** Brief **
Give back the full listing that follows exactly as it reads.

═══ Record extracts

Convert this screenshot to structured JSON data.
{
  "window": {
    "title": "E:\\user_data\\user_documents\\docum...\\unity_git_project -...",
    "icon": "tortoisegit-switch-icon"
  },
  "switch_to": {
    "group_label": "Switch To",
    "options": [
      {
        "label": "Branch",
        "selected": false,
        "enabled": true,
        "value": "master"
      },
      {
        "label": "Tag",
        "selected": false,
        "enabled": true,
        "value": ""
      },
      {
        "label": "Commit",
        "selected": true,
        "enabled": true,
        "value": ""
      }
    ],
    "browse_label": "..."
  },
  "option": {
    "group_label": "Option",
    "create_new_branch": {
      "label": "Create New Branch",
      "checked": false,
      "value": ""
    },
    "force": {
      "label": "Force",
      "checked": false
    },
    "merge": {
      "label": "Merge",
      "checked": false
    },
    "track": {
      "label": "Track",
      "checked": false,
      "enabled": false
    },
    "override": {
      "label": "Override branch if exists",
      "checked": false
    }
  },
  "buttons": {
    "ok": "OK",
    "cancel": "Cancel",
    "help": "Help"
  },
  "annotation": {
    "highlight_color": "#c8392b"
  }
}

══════

** Your solution **
Convert this screenshot to structured JSON data.
{
  "window": {
    "title": "E:\\user_data\\user_documents\\docum...\\unity_git_project -...",
    "icon": "tortoisegit-switch-icon"
  },
  "switch_to": {
    "group_label": "Switch To",
    "options": [
      {
        "label": "Branch",
        "selected": false,
        "enabled": true,
        "value": "master"
      },
      {
        "label": "Tag",
        "selected": false,
        "enabled": true,
        "value": ""
      },
      {
        "label": "Commit",
        "selected": true,
        "enabled": true,
        "value": ""
      }
    ],
    "browse_label": "..."
  },
  "option": {
    "group_label": "Option",
    "create_new_branch": {
      "label": "Create New Branch",
      "checked": false,
      "value": ""
    },
    "force": {
      "label": "Force",
      "checked": false
    },
    "merge": {
      "label": "Merge",
      "checked": false
    },
    "track": {
      "label": "Track",
      "checked": false,
      "enabled": false
    },
    "override": {
      "label": "Override branch if exists",
      "checked": false
    }
  },
  "buttons": {
    "ok": "OK",
    "cancel": "Cancel",
    "help": "Help"
  },
  "annotation": {
    "highlight_color": "#c8392b"
  }
}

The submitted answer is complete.